...Now we are all learning what it's like to reap the whirlwind of fossil fuel dependence which Barbour and his cronies have encouraged. Our destructive addiction has given us a catastrophic war in the Middle East and--now--Katrina is giving our nation a glimpse of the climate chaos we are bequeathing our children.
In 1998, Republican icon Pat Robertson warned that hurricanes were likely to hit communities that offended God. Perhaps it was Barbour's memo that caused Katrina, at the last moment, to spare New Orleans and save its worst flailings for the Mississippi coast. [UPDATE: Alas, the reprieve for New Orleans was only temporary. But Haley Barbour still has much to answer for.]

Hopefully someone else can provide a summary of the response to RFK Jr.'s post.
This lack of initial coverage at the HP is despite one of their contributors, Harry Shearer, being a resident of New Orleans. Later that day, he weighed in with "Katrina and the Waves of Fear":

As an adopted New Orleanian, I sat glued to the news channels as the only way of knowing what was happening to my residence, my friends, and my favorite city. Thankfully, nature was kinder to New Orleans than the news channels, particularly Fox. At approximately 7:50 am PDT Monday, an offscreen Fox anchor declared that one of New Orleans' levees had been breached.
Had New Orleans' levee system failed, that presaged very serious flooding for the city.
However, just ten minutes earlier on CNN, a FEMA official stated plainly that the levee system appeared to be holding, and several hours later this Reuters report pinpointed the only levee break as occurring in St. Bernard Parish, which is not New Orleans... [...reporters get locations wrong...]
...But, scaring out of towners about damage to a part of New Orleans they've heard of (no breasts are bared in the CBD, after all) was a higher priority for much of the past two days for the news channels, though MSNBC played it straighter most of the time...

A commenter calls him on his blase coverage, and at 8/30 11:32AM he responds in the comments:

...I had the opportunity to take a "virtual car trip" around much of NO on MOnday, seeing raw tape footage of the city, so I know, as of Monday afternoon, that much of the high ground--the Quarter, certain other areas, had window, sign, sheet metal damage, but no serious flooding.

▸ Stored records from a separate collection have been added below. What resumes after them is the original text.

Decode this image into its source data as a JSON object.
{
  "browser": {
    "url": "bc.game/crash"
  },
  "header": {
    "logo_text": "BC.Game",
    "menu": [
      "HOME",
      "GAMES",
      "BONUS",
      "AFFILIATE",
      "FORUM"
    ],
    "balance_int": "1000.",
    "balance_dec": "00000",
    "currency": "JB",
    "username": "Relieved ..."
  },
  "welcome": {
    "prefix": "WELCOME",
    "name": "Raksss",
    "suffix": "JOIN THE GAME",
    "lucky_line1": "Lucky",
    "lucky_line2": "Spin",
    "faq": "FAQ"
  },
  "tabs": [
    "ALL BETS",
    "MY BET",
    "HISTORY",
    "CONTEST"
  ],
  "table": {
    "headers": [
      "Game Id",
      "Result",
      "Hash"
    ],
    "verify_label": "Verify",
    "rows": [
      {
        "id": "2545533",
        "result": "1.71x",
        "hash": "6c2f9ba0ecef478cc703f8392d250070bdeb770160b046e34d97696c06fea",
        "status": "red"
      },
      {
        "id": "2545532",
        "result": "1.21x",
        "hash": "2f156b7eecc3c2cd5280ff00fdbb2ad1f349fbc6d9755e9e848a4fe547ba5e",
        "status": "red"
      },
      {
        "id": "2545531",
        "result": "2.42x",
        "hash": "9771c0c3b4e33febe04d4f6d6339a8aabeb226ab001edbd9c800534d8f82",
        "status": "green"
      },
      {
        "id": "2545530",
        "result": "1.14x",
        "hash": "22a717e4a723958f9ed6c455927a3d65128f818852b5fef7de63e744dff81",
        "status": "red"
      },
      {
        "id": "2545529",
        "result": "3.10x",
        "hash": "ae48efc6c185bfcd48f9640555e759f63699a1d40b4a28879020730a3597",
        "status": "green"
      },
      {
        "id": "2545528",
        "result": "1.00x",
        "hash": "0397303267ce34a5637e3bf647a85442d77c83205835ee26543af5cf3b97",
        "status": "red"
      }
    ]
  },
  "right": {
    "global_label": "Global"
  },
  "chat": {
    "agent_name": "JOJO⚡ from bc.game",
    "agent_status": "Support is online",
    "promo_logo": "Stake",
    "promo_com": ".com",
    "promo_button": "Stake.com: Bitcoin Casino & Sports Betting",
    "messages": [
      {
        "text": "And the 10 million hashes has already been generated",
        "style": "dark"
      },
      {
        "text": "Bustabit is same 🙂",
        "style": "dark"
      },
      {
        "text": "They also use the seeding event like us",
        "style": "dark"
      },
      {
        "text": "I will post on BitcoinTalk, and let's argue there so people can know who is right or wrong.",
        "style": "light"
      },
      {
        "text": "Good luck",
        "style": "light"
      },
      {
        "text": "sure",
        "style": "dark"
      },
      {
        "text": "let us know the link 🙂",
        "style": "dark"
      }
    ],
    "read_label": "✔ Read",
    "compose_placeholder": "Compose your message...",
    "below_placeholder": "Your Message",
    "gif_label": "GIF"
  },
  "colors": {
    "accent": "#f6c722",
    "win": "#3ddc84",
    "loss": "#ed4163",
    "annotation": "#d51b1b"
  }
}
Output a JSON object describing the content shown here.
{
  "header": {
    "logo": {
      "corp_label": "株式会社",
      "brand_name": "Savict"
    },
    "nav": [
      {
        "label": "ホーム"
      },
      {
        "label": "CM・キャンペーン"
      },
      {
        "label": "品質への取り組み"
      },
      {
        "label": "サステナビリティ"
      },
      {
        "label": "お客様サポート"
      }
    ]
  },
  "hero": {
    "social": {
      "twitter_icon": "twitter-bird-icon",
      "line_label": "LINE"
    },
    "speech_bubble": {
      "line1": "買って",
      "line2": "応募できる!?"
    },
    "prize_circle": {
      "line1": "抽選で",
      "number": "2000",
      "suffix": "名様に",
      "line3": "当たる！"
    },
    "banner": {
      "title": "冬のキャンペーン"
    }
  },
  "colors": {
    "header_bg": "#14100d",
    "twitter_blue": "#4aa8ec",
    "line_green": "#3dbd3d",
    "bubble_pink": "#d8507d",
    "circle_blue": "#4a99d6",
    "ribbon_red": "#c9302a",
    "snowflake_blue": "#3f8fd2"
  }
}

What's breached now, according to a Corps of Engineer spokesman on npr, is a water wall along the 17th St. canal, not a levee. Reporting potential disasters before they happen is not news, it's fear mongering...

A couple hours later, a commenter adds:

Mr. Shearer, CNN and FNC are reporting 80% of the city is under water and the level is rising. (Of course this may just be a ratings stunt.) If you take any actual (rather than virtual) tours for the next few days (or maybe weeks) I would suggest it be a boat tour not a auto tour...

Another commenter mentions HAARP after that comment; note that the first Bush-bashing in those comments appears to have started on 8/30 in the morning.
On August 31, a commenter adds:

I must defend Harry on this one. Everyone got this one wrong. Even today, TUESDAY! I cannot believe the lack of coverage and consistency. Sure, they had the pictures of rescues and damage. That's fine. But I cannot believe they will not really discuss the end of New Orleans. At least the end of New Orleans for a really long time.